How many of us have seen problems with older relatives that we’ve looked away from, not wanting to acknowledge their seriousness or fully face the consequences?
There’s a word for this: denial. And there’s a good example of how it can affect family decision making in the current issue of the Journal of the American Medical Association. [Note: AHCJ members have free access to JAMA.]
It’s a personal story written by Carolyn Cannuscio, a social epidemiologist who studies aging, about her beloved 96-year-old grandmother, Nana.
After a nasty fall, Cannuscio and her mother move Nana from Florida to a Pennsylvania assisted-living facility that they had visited often and checked out with some degree of thoughtfulness.
“We grilled the staff about their services, the environment, and the nature, costs and limits of care my grandmother would receive there,” Cannuscio writes. “We were assured by the credible marketing director on multiple occasions that this would be the last move Nana would ever have to make.”
What a reassuring promise. If only it were true.
Cannuscio and her mom soon find that the facility is unprepared for Nana’s arrival, with “no clear plan for her daily care, no bedroom door, and – most importantly – no grab bars in the bathroom.” What?

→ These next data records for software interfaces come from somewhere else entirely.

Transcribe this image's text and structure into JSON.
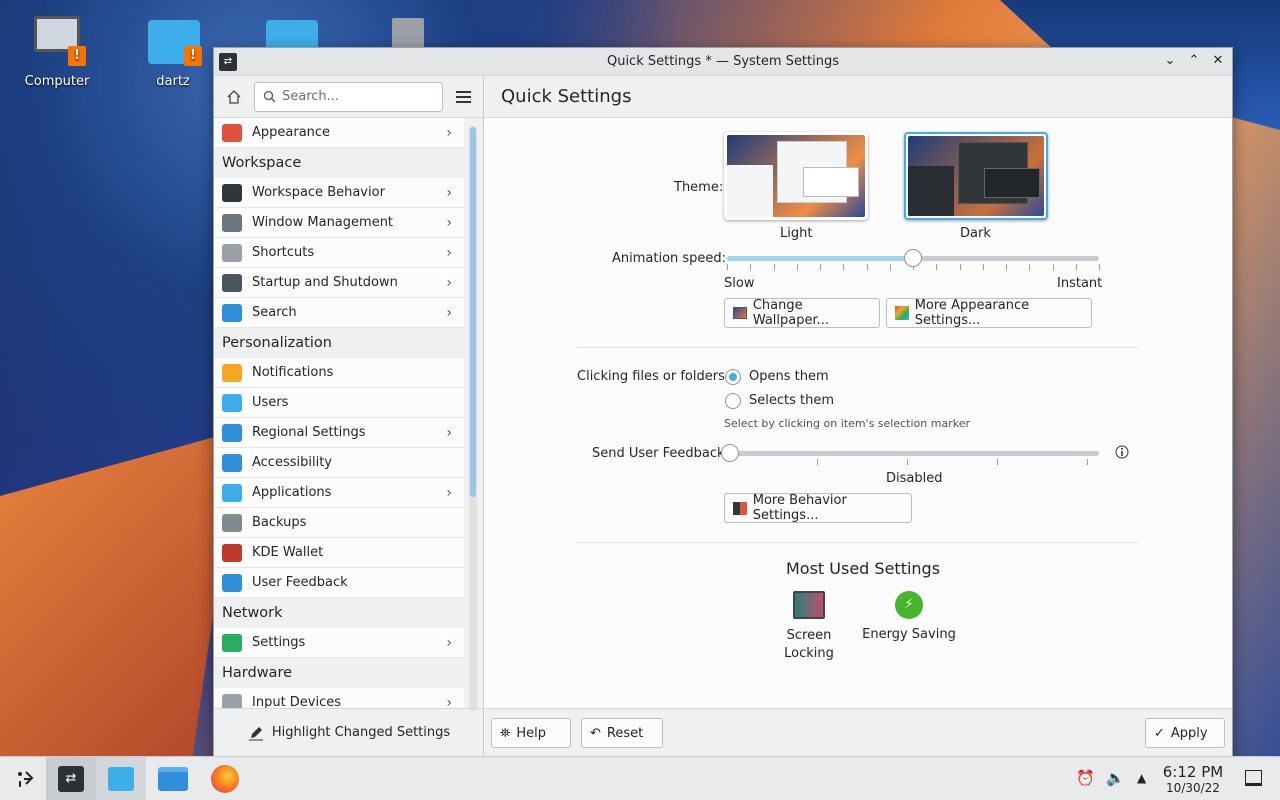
{
  "desktop": {
    "icons": [
      {
        "label": "Computer"
      },
      {
        "label": "dartz"
      }
    ]
  },
  "window": {
    "title": "Quick Settings * — System Settings",
    "controls": {
      "minimize": "⌄",
      "maximize": "⌃",
      "close": "✕"
    }
  },
  "sidebar": {
    "search_placeholder": "Search...",
    "items": [
      {
        "type": "item",
        "label": "Appearance",
        "chevron": true,
        "color": "#e0533a"
      },
      {
        "type": "category",
        "label": "Workspace"
      },
      {
        "type": "item",
        "label": "Workspace Behavior",
        "chevron": true,
        "color": "#31363b"
      },
      {
        "type": "item",
        "label": "Window Management",
        "chevron": true,
        "color": "#6c7680"
      },
      {
        "type": "item",
        "label": "Shortcuts",
        "chevron": true,
        "color": "#9aa0a6"
      },
      {
        "type": "item",
        "label": "Startup and Shutdown",
        "chevron": true,
        "color": "#4a5560"
      },
      {
        "type": "item",
        "label": "Search",
        "chevron": true,
        "color": "#2f8fd8"
      },
      {
        "type": "category",
        "label": "Personalization"
      },
      {
        "type": "item",
        "label": "Notifications",
        "chevron": false,
        "color": "#f5a623"
      },
      {
        "type": "item",
        "label": "Users",
        "chevron": false,
        "color": "#3daee9"
      },
      {
        "type": "item",
        "label": "Regional Settings",
        "chevron": true,
        "color": "#2f8fd8"
      },
      {
        "type": "item",
        "label": "Accessibility",
        "chevron": false,
        "color": "#2f8fd8"
      },
      {
        "type": "item",
        "label": "Applications",
        "chevron": true,
        "color": "#3daee9"
      },
      {
        "type": "item",
        "label": "Backups",
        "chevron": false,
        "color": "#7f8c8d"
      },
      {
        "type": "item",
        "label": "KDE Wallet",
        "chevron": false,
        "color": "#c0392b"
      },
      {
        "type": "item",
        "label": "User Feedback",
        "chevron": false,
        "color": "#2f8fd8"
      },
      {
        "type": "category",
        "label": "Network"
      },
      {
        "type": "item",
        "label": "Settings",
        "chevron": true,
        "color": "#27ae60"
      },
      {
        "type": "category",
        "label": "Hardware"
      },
      {
        "type": "item",
        "label": "Input Devices",
        "chevron": true,
        "color": "#9aa0a6"
      }
    ],
    "highlight_label": "Highlight Changed Settings"
  },
  "main": {
    "title": "Quick Settings",
    "theme_label": "Theme:",
    "theme_light": "Light",
    "theme_dark": "Dark",
    "animation_label": "Animation speed:",
    "animation_value": 0.5,
    "slow_label": "Slow",
    "instant_label": "Instant",
    "change_wallpaper": "Change Wallpaper...",
    "more_appearance": "More Appearance Settings...",
    "clicking_label": "Clicking files or folders:",
    "opens_them": "Opens them",
    "selects_them": "Selects them",
    "selects_hint": "Select by clicking on item's selection marker",
    "feedback_label": "Send User Feedback:",
    "feedback_value": "Disabled",
    "more_behavior": "More Behavior Settings...",
    "most_used_title": "Most Used Settings",
    "screen_locking": "Screen\nLocking",
    "energy_saving": "Energy Saving",
    "help": "Help",
    "reset": "Reset",
    "apply": "Apply"
  },
  "taskbar": {
    "time": "6:12 PM",
    "date": "10/30/22"
  },
  "colors": {
    "accent": "#3daee9"
  }
}
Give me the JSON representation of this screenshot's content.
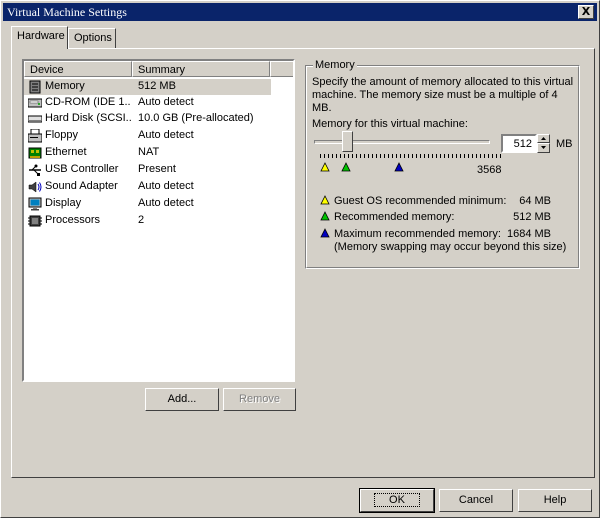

They didn’t make sure these plans were in place before Nana stepped on the airplane that took her away from Florida?
It gets worse – right from the start.
We quickly learned that the facility was so understaffed that Nana would be neglected on the standard care plan. We saw residents stranded in wheelchairs in random spots in the hallway, hoping for a generous guest or a more able-bodied resident to guide them to dinner. We then accompanied Nana to dinner ourselves and saw residents waiting unattended and unfed for long stretches, until they were addressed rudely by the harried wait staff.
Where were these alarming signs when Cannuscio and family members visited the facility in advance of her grandmother’s move?
As it turns out, they were hiding in plain sight. Searching the Internet, Cannuscio had come across a report from the state health department that apparently showed problems with the facility’s sanitary practices. And during a visit, she’d been taken to an apartment reeking of “cat excrement” that was home to a “disoriented, disheveled man who clearly needed more help than he was getting.”
Yet, hope prevailed: hope that this squalid apartment was an aberration, that Nana would get the care she needed, that this difficult move would prove satisfactory in the end.
Hope such as this is entirely understandable. But in this case, it led to denial: a refusal to give adequate consideration to evidence that this assisted-living facility wasn’t what it was claiming to be. After Cannuscio acknowledged that, she was distressed to discover that no federal standards govern assisted-living facilities.
In the end, however, she lays blame on “my fantasy that all of our elder care problems would be solved” with the move to assisted living.
Indeed. As older people become frail, like Nana, problems abound and there is no foolproof solution. Not if the older person is cared for at home, not if they’re in assisted living, not if they’ve moved to a nursing home. Daily challenges exist in all these settings and, as Cannuscio notes at the beginning of her piece, “every day is an improvisation.”
It’s our job as journalists to bring these challenges into the public realm, where they can be seen clearly and understood in context. Our hope is that the material going up now and in the months ahead on AHCJ’s aging web resource – information about assisted living facilities and nursing homes, on long-term care and caregiving, on aging-in-place and home care – will help as you pursue these kinds of stories in your communities and make it harder to deny the very real problems that so many seniors face.